Why It's Cool To Be An Identity Provider

So why have all of these identity providers sprung up?  Well in essence they haven't.  The Security Assertion Markup Language (SAML) has been around for the best part of 12 years and in the last 8 or so, has been implemented at numerous federation related projects both in the education, public and private sectors.  SAML has the concept of an identity provider, but that has been expanded in recent years to be more consumer orientated.  With the rise of social networking sites that house millions of user records and newer protocols such as OAuth(1 and 2), the use and consumption of these vast repositories is simpler.  From a social platform perspective (Facebook) or from a  consumer outreach perspective (Amazon) it makes pretty good business sense to get more applications, services and in turn users, using the sites and services they manage.  If you make cricket bats, you want to help those who make the balls.  It's the same with being an identity provider.  The consumer has a familiar (and to an extend trusted) account they use to log in with.  It's signal sign on, without all the password hiding and syncing stuff.

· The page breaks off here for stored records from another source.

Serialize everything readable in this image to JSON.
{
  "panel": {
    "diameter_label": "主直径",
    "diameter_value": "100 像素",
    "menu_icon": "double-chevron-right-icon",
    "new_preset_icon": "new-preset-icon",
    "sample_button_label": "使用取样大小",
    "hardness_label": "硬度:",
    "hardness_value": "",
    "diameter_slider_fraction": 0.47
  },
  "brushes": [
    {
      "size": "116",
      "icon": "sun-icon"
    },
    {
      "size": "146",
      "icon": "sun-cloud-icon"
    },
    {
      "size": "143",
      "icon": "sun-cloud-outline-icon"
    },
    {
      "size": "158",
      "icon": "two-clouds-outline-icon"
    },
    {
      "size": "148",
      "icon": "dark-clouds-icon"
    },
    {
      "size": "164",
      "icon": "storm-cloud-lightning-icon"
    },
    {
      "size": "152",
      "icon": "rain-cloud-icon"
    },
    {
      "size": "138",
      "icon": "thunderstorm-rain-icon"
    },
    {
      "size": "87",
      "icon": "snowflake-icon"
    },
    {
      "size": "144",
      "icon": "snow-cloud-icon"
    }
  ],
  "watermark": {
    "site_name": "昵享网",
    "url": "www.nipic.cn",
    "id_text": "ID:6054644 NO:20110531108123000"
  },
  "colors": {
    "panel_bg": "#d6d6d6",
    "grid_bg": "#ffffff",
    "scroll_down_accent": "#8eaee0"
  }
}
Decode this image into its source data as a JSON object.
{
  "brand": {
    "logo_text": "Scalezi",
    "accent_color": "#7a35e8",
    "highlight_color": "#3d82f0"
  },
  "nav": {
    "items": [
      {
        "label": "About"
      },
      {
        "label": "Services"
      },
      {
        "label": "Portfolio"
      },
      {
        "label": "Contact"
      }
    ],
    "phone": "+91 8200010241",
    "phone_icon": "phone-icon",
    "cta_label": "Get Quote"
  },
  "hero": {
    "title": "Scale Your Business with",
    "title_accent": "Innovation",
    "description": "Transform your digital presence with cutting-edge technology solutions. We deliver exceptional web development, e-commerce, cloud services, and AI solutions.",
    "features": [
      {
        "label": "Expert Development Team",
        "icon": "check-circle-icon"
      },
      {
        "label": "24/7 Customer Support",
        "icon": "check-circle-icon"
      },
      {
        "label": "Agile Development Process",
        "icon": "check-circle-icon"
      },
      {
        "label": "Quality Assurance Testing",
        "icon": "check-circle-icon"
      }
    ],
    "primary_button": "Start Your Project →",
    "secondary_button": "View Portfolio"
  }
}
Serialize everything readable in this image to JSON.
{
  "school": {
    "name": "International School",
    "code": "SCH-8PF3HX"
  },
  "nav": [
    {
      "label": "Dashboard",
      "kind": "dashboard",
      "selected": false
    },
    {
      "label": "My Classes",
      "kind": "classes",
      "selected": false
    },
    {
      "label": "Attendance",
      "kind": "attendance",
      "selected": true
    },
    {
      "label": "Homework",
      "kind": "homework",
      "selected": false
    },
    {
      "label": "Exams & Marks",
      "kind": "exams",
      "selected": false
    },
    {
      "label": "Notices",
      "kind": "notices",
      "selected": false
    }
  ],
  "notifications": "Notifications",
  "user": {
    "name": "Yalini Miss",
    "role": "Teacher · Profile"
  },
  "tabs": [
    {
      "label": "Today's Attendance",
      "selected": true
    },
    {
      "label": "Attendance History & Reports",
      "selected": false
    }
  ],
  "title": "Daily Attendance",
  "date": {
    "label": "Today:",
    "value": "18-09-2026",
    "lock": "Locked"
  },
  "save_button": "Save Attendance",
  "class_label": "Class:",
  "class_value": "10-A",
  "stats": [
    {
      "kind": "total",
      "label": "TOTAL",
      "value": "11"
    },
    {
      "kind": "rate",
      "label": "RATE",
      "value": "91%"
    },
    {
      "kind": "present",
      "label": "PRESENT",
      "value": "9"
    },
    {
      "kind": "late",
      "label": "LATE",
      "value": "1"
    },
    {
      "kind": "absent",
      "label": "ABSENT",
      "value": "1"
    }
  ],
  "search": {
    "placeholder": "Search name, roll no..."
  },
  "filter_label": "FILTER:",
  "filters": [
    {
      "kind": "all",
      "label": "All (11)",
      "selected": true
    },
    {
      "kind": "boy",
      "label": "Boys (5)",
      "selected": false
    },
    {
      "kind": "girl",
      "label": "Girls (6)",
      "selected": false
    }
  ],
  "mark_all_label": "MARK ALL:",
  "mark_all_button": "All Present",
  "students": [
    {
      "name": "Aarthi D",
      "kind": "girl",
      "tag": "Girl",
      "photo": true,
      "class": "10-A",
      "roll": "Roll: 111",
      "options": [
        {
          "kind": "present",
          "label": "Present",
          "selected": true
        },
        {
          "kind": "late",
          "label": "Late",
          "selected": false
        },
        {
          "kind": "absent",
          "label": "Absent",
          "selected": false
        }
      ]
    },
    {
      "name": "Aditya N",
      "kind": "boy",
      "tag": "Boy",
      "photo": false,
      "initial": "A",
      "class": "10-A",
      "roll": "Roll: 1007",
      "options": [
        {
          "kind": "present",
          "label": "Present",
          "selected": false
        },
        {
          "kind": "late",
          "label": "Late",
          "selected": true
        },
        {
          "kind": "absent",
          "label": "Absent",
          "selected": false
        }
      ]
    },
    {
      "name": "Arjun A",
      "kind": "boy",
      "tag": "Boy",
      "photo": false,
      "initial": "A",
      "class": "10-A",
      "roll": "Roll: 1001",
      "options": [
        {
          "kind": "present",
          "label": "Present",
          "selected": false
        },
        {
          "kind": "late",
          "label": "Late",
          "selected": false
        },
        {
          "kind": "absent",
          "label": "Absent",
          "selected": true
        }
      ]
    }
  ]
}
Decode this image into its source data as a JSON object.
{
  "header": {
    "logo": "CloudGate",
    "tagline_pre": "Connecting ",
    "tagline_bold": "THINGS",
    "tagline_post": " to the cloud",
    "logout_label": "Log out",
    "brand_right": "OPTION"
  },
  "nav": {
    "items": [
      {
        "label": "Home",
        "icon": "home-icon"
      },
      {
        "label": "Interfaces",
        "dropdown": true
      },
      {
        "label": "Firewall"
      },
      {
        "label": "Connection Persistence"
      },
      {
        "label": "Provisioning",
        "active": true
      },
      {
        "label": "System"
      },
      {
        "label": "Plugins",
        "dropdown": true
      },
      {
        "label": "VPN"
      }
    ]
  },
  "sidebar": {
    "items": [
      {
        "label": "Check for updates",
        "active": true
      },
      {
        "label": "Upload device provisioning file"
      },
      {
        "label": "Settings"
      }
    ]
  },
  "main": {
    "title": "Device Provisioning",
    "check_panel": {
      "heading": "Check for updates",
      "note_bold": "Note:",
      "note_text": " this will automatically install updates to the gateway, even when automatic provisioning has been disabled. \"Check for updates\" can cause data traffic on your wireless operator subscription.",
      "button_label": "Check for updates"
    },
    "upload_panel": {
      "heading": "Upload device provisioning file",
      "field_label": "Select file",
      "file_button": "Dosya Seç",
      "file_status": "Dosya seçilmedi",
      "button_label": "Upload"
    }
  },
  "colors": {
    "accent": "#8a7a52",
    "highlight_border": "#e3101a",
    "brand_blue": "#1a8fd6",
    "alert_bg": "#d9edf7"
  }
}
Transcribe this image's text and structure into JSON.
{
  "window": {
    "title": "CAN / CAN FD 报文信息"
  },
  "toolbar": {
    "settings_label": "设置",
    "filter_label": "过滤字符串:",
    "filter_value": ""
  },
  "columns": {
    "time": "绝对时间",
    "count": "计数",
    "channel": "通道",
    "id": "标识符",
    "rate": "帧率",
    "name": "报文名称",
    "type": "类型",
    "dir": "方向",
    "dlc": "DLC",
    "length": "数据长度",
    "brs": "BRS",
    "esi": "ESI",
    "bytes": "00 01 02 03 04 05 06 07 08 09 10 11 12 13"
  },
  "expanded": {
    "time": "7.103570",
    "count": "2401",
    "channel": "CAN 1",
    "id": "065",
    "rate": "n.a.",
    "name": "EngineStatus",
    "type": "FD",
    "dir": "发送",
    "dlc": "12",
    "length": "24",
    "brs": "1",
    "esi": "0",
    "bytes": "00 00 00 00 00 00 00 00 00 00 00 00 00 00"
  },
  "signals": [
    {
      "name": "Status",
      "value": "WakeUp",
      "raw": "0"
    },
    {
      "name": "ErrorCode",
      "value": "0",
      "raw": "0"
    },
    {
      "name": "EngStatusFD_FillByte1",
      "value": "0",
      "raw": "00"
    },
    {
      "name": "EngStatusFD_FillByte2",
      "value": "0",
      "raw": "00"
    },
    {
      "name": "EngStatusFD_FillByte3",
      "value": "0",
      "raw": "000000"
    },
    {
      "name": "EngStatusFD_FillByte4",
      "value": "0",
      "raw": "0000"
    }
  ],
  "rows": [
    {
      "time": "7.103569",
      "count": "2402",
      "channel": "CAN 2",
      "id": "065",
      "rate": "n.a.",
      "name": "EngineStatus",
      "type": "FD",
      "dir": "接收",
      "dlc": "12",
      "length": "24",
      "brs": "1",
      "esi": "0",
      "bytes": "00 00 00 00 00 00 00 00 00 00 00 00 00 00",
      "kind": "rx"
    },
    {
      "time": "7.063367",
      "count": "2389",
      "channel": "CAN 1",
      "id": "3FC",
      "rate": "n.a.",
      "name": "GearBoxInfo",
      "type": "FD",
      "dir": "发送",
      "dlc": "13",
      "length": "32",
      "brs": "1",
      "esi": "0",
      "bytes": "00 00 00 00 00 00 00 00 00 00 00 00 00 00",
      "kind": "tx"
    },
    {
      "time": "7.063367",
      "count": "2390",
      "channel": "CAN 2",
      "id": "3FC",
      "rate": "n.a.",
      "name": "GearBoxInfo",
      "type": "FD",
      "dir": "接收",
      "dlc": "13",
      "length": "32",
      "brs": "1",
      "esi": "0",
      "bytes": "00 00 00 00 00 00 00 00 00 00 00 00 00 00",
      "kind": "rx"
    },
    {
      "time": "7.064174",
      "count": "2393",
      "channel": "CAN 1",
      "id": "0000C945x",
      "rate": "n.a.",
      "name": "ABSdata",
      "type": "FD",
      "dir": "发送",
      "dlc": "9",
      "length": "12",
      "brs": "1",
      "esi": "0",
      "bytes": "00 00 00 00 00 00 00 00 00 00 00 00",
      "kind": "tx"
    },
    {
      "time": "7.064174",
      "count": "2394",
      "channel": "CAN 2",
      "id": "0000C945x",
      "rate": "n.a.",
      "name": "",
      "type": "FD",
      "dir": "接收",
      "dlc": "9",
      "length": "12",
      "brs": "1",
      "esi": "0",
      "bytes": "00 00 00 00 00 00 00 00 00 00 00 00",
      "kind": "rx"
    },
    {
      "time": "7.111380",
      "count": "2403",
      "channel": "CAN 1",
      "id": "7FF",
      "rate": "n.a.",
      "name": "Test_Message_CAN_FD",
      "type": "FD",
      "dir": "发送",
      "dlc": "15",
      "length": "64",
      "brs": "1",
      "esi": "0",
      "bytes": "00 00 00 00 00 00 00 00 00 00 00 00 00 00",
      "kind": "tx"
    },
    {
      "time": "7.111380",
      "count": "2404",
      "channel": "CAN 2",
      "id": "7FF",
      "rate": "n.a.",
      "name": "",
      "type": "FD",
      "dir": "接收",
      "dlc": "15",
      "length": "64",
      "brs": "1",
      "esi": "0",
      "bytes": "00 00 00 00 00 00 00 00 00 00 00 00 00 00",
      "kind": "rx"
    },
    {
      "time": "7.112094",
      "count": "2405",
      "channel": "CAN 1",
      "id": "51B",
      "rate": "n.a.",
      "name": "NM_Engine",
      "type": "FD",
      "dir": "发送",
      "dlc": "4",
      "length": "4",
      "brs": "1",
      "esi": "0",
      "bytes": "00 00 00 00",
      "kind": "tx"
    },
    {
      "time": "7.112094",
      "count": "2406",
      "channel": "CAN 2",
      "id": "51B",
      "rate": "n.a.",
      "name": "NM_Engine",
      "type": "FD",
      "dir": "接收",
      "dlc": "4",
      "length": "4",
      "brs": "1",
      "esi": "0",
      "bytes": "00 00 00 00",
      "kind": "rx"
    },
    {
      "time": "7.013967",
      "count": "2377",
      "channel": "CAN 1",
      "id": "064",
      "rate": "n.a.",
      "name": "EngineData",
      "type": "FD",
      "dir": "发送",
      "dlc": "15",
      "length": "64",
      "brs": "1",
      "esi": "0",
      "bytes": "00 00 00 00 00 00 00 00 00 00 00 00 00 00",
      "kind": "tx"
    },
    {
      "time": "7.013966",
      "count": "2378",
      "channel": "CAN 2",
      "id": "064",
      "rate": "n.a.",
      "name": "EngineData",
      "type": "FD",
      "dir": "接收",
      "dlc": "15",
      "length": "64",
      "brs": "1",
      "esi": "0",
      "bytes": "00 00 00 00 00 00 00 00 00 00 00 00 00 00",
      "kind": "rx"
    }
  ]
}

If The Consumer's Happy The Orgs Are Happy Right?

Well, if you're an identity provider, I'd imagine you are pretty ecstatic.  You have had to manage the user's password and account details in the past anyway.  So in theory they should be only a marginal cost to expose that information via an API to your apps developers or associated service providers.  Consumers are content as they don't have to create multiple accounts or remember lots of passwords each time they sign up to a new service or application.  But what about the non-consumer side of things?  Perhaps these users are also employees using their newly found identity freedom to access services and applications that are being used for business purposes.  Perhaps CRM systems, hosting providers, calendars, software repositories, syncing apps and so on.  How can that be managed and controlled?

Business Evolution Now Revolves Around Identity Management

I wrote recently about how modern enterprises now face significant challenges, as they expand into new business partnerships, with complex supply lines and an ever evolving mobile and now identity aware workforce.  For many organizations, their continual evolution into new areas of revenue, especially within the business to consumer space, will rely heavily on being able to manage both internal employee access to cloud based services, as well as managing their own consumers' access to their own resources.  Both can be complex, requiring unprecedented scalability and web enablement.

The 'consumer is king', now really translates to 'identity is king'.

By Simon Moffatt